It's no secret to us that GamesRadar is frequently seen as taking an objectifying stance toward women in videogames. However, the truth of the matter is that we greatly love and admire our digital heroines, no matter how sensibly dressed they might be. Tough, capable women in strong roles are something games definitely need more of, and we applaud when those characters are done right.
It’s important to recognize the festivities surrounding our 7 out of 10 week are bold and warm natured salutes to mediocrity in all its forms. The contributions of gaming alone have made fantastic strides to rarely raise the bar and present us with passable drudgery time after time.
Oh, the ever-present box art story. We've been to this well a few times before, but in the spirit of 7/10 week, a celebration of everything ho-hum about the games industry, we had to call out some of the most yawn-inducing packages we've noticed.
E3 is hard. The grip of monotonous press conferences, overlapping appointments, games to play, people to talk to, and drinks to drink quickly transformed us from skeptical but eager journos into bags of dehydrated flesh and tangled wires.
After considerably little thought, our response to the whole thing was, "To hell with it, why should we try to think of interesting things to say about avatars, REM, and make-believe saxophones when
Let’s be honest. You don’t need a certified games “journalist” to explain why Grand Theft Auto IV is awesome or that the Dirty Dancing videogame is shit. You’re intelligent. You know what kinds of games you love and which ones you despise.
1. All in all - A code phrase signifying the start of the final paragraph of a review, wherein the writer will sum up the meat of his opinion in a few brief sentences.
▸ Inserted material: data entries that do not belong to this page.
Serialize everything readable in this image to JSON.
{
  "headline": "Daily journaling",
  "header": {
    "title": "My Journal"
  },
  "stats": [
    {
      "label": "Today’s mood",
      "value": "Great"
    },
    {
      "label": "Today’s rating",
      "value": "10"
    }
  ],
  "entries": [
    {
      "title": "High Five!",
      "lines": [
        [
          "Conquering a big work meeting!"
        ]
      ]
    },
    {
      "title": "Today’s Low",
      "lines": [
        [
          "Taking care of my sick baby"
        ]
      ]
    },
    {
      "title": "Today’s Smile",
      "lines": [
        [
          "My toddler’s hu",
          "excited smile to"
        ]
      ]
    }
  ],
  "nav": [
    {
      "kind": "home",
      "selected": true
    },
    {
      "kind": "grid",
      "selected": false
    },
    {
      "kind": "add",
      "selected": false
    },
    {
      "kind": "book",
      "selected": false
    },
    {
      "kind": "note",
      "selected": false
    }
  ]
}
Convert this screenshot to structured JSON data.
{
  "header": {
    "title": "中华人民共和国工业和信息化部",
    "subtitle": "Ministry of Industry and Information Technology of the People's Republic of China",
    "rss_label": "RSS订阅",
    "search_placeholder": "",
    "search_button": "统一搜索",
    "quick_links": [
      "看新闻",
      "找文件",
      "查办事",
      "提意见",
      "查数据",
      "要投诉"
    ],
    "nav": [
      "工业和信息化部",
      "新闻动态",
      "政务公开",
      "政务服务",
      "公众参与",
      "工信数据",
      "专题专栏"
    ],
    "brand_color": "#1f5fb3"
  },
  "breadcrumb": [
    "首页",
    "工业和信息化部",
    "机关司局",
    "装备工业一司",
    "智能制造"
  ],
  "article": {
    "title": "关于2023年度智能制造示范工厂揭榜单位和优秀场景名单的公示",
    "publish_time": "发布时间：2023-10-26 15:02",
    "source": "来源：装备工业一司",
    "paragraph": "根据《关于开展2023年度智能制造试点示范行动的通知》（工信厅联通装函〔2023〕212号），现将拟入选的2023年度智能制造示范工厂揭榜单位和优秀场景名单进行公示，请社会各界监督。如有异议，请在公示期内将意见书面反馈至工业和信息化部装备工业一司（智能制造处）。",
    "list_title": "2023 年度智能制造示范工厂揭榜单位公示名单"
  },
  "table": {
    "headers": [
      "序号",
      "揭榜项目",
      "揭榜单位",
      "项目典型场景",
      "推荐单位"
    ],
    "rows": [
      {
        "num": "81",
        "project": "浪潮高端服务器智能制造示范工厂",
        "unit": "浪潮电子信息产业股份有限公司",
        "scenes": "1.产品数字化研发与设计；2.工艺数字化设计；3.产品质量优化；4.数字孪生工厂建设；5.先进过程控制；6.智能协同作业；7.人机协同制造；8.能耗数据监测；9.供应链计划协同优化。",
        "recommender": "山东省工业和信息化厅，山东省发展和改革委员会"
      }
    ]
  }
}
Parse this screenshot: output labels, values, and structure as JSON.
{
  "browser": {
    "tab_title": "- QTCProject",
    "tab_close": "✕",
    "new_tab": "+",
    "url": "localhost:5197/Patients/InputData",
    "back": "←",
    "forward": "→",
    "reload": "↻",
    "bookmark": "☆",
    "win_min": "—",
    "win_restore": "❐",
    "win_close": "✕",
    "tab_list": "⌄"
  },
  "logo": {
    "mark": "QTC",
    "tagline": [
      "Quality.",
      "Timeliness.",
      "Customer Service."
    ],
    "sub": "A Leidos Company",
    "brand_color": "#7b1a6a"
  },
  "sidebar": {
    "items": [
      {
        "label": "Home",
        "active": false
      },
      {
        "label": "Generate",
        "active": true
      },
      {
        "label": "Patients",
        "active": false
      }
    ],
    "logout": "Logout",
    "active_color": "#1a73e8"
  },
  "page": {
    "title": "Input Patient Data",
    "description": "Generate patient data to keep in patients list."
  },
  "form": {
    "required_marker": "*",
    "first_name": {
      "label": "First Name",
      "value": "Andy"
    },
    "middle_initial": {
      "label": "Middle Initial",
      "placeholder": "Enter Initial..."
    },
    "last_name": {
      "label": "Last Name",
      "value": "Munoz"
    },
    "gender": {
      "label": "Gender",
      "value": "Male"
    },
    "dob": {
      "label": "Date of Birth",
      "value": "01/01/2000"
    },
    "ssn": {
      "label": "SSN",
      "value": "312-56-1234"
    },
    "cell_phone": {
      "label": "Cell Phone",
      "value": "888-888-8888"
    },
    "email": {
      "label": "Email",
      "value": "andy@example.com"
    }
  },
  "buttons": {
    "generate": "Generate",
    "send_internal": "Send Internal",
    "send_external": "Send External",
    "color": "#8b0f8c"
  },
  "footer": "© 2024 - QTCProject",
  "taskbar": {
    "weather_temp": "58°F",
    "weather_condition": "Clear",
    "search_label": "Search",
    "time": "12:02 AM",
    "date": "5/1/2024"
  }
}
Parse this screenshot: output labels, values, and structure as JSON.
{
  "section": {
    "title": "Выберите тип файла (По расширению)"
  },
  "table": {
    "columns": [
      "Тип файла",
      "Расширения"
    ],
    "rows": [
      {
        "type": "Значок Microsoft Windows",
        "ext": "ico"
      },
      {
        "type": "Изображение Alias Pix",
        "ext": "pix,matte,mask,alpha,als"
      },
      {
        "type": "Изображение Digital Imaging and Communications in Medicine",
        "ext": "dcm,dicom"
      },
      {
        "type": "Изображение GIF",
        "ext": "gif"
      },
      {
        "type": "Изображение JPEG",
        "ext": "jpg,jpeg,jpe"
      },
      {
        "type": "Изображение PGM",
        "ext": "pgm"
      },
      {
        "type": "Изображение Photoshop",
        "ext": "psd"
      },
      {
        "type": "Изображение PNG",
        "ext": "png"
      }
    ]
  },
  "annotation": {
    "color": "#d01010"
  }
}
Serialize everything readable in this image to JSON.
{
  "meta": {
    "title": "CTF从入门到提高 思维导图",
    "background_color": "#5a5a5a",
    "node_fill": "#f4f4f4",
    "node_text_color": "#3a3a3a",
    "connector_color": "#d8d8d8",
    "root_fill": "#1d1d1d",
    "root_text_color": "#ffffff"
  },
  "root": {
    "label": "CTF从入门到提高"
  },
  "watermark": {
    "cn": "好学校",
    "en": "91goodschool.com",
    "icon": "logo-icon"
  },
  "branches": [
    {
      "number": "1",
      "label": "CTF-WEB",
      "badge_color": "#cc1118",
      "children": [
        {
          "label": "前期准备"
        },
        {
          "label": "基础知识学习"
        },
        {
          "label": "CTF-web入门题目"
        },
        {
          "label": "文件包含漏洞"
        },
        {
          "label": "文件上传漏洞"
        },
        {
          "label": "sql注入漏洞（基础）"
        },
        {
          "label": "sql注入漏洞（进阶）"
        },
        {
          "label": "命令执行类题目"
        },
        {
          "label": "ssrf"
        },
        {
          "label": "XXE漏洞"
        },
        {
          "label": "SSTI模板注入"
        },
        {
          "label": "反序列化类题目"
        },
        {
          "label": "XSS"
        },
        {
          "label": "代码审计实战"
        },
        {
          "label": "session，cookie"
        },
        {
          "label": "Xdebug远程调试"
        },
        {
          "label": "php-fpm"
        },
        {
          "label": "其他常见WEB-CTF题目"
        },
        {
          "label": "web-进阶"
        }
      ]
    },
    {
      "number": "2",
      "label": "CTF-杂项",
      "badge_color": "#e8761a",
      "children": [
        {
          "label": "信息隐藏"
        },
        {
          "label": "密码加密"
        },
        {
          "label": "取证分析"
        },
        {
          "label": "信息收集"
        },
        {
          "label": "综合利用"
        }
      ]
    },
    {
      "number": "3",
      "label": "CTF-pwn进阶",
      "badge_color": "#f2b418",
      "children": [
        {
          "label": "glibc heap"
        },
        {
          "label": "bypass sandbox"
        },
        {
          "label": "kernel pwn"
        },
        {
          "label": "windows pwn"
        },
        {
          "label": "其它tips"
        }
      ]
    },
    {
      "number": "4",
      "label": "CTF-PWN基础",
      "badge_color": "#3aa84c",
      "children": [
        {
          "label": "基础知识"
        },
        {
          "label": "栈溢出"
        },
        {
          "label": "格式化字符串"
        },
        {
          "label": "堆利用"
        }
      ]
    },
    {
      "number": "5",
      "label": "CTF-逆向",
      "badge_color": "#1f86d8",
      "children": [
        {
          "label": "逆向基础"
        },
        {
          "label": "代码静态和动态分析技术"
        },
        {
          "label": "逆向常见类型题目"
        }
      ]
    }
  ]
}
If you see this at the end of a review, it's a clear sign that the last paragraph is the only one you actually needed to read.
2. Immersive - So fascinating and realistic, it almost makes you forget that you're actually sitting on a couch, twitching your thumbs
E3 2008 was on the whole a rather lame affair. But there is a great big hope on the horizon, and that hope is the Leipzig Games Convention, which happens next month in Germany
Game design must be super, super hard. What else can explain the number of shortcuts being taken in almost every one? Genres are repeated, environments are recycled and storylines all begin to sound the same. Most copied, however, are the characters. Dreaming up an entirely new personality with entirely new traits is a daunting task, so the majority of folks you meet in games end up feeling identical to the folks you met in previous games.
Now that the dust has settled from the most aggressively mediocre E3 yet, we've entered that yearly lull in which the game industry kicks off its shoes and takes a pre-autumn nap. With crumminess behind and boredom ahead, we can't think of a better time to dedicate this week to a celebratory prodding of all that is banal, boring and mediocre in the game industry. In the coming days, we'll drag the laziest aspects of our industry - kicking
E3 is not so different from being trapped on a supernatural island wondering what the hell is going on. Our video response should clarify things for you. Enjoy!Jul 18,